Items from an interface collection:
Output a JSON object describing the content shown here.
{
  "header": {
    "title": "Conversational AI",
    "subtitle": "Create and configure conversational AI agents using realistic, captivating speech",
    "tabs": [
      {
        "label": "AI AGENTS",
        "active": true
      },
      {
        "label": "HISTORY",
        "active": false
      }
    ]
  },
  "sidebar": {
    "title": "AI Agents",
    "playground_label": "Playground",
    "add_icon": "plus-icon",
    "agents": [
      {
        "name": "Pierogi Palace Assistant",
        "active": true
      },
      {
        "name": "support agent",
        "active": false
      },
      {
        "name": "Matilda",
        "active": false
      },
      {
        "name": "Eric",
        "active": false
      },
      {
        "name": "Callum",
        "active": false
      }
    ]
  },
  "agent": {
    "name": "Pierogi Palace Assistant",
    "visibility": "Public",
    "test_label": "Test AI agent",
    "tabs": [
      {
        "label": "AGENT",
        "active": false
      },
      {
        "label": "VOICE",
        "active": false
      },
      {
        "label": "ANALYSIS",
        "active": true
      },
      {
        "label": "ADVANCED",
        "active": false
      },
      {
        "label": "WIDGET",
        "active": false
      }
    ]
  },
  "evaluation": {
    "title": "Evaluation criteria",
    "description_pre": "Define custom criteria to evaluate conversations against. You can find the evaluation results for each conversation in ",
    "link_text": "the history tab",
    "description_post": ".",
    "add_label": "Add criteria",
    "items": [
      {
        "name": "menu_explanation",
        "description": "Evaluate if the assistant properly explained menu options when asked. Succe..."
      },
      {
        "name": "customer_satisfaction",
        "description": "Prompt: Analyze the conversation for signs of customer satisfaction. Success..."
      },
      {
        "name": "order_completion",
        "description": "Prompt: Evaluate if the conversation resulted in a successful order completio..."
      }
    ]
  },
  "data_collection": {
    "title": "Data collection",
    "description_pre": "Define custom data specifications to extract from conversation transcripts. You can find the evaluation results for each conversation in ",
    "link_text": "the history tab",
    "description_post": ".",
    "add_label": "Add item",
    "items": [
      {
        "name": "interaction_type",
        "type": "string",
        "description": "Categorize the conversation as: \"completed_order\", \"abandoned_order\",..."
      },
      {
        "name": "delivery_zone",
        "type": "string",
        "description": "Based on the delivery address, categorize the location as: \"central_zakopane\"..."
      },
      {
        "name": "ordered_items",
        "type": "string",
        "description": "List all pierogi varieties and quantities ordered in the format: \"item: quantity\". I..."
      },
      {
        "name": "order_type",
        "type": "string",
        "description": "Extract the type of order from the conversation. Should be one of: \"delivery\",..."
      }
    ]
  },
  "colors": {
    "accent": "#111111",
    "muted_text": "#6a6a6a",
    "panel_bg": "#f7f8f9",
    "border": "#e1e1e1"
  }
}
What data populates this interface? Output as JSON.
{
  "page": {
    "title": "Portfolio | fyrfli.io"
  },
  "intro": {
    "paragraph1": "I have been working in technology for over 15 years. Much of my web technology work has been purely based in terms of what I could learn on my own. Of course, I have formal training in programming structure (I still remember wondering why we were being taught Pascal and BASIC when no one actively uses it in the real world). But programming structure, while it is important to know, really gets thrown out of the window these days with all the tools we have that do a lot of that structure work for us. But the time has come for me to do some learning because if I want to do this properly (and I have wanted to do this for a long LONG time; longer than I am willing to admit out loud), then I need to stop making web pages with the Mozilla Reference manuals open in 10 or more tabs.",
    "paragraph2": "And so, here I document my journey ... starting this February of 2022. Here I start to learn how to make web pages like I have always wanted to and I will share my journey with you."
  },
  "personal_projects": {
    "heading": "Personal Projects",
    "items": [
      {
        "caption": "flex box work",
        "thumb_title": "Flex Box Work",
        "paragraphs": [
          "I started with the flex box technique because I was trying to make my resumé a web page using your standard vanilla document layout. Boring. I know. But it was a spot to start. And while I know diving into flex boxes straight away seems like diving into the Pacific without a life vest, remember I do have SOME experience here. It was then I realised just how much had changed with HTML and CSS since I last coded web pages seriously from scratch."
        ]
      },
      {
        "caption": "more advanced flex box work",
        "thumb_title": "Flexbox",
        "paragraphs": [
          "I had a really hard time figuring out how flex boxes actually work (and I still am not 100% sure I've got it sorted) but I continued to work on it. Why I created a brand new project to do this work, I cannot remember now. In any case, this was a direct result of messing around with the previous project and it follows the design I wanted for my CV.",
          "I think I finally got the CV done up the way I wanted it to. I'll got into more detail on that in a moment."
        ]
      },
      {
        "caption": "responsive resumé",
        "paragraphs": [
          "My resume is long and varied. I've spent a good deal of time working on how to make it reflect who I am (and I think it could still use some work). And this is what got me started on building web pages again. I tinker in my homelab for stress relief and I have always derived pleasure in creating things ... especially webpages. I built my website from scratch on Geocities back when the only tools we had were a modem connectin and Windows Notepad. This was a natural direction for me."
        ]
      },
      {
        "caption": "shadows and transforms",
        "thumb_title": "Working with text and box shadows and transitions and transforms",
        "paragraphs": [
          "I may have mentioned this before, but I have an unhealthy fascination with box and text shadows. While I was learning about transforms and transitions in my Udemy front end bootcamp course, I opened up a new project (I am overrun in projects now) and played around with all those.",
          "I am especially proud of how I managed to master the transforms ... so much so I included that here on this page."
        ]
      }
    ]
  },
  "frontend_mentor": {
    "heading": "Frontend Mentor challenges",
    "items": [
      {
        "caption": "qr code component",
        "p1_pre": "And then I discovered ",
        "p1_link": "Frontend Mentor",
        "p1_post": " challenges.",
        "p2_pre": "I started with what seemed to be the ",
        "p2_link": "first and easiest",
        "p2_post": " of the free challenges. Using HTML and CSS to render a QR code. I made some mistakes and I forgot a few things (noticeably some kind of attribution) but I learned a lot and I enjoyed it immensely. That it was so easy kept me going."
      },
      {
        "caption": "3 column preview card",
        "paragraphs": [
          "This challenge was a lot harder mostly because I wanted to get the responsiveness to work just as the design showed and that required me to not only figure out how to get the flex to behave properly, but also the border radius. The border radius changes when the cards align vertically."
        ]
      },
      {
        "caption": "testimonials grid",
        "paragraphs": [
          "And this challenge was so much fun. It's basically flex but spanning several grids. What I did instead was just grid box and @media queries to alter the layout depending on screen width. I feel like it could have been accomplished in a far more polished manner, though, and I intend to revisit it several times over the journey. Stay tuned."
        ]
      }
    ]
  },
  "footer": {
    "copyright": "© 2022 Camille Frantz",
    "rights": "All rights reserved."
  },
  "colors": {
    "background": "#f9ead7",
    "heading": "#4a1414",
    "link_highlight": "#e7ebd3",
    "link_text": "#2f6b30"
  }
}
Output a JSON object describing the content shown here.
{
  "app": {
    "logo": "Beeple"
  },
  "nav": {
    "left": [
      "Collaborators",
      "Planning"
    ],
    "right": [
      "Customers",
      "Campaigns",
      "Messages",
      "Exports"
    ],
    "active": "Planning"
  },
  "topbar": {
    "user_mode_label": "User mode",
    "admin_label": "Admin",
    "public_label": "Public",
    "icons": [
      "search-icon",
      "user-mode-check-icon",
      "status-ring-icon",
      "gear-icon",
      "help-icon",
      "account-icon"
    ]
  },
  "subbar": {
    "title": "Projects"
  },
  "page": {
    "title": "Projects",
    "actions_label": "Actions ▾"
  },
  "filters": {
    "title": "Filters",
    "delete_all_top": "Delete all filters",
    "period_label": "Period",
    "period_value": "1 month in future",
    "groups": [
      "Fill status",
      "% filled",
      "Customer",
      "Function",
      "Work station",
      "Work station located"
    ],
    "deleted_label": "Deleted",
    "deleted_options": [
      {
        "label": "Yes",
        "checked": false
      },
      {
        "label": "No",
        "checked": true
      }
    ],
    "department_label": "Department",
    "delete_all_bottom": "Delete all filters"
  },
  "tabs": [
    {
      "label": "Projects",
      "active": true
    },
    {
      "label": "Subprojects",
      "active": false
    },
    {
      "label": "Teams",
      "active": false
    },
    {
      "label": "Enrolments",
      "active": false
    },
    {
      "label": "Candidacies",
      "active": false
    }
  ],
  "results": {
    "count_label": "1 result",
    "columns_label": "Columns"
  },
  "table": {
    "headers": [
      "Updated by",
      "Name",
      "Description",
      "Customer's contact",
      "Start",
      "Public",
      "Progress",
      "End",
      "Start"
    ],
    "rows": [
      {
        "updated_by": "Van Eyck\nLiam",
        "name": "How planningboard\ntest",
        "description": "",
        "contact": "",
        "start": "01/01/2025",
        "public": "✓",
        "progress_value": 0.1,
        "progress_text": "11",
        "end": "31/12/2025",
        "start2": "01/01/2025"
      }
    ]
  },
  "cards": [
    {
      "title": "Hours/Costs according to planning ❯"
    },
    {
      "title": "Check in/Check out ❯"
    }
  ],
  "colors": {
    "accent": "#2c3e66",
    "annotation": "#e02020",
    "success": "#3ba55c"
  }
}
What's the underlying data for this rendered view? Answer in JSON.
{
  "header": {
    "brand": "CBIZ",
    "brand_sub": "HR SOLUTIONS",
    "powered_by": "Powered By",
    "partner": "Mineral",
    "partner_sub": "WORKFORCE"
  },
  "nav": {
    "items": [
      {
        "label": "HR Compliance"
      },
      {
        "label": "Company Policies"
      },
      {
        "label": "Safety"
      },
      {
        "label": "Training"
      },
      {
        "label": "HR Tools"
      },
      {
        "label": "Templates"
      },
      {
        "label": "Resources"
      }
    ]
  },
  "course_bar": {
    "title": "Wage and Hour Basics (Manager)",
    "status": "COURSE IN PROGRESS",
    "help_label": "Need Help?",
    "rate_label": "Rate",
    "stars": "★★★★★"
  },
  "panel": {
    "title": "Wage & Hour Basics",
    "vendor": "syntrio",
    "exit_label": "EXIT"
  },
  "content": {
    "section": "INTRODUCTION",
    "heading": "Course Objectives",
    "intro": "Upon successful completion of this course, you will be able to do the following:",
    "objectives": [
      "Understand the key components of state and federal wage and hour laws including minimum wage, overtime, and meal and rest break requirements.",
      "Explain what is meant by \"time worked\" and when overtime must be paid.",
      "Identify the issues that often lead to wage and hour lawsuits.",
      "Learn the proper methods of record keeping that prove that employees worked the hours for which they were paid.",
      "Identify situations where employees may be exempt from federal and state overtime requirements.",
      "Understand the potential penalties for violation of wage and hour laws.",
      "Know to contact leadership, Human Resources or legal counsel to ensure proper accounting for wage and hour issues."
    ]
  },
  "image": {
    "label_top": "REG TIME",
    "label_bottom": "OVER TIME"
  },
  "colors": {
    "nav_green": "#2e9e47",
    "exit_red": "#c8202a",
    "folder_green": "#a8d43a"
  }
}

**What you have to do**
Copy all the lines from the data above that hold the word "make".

**Answer to the problem**
    "paragraph2": "And so, here I document my journey ... starting this February of 2022. Here I start to learn how to make web pages like I have always wanted to and I will share my journey with you."
          "I started with the flex box technique because I was trying to make my resumé a web page using your standard vanilla document layout. Boring. I know. But it was a spot to start. And while I know diving into flex boxes straight away seems like diving into the Pacific without a life vest, remember I do have SOME experience here. It was then I realised just how much had changed with HTML and CSS since I last coded web pages seriously from scratch."
          "My resume is long and varied. I've spent a good deal of time working on how to make it reflect who I am (and I think it could still use some work). And this is what got me started on building web pages again. I tinker in my homelab for stress relief and I have always derived pleasure in creating things ... especially webpages. I built my website from scratch on Geocities back when the only tools we had were a modem connectin and Windows Notepad. This was a natural direction for me."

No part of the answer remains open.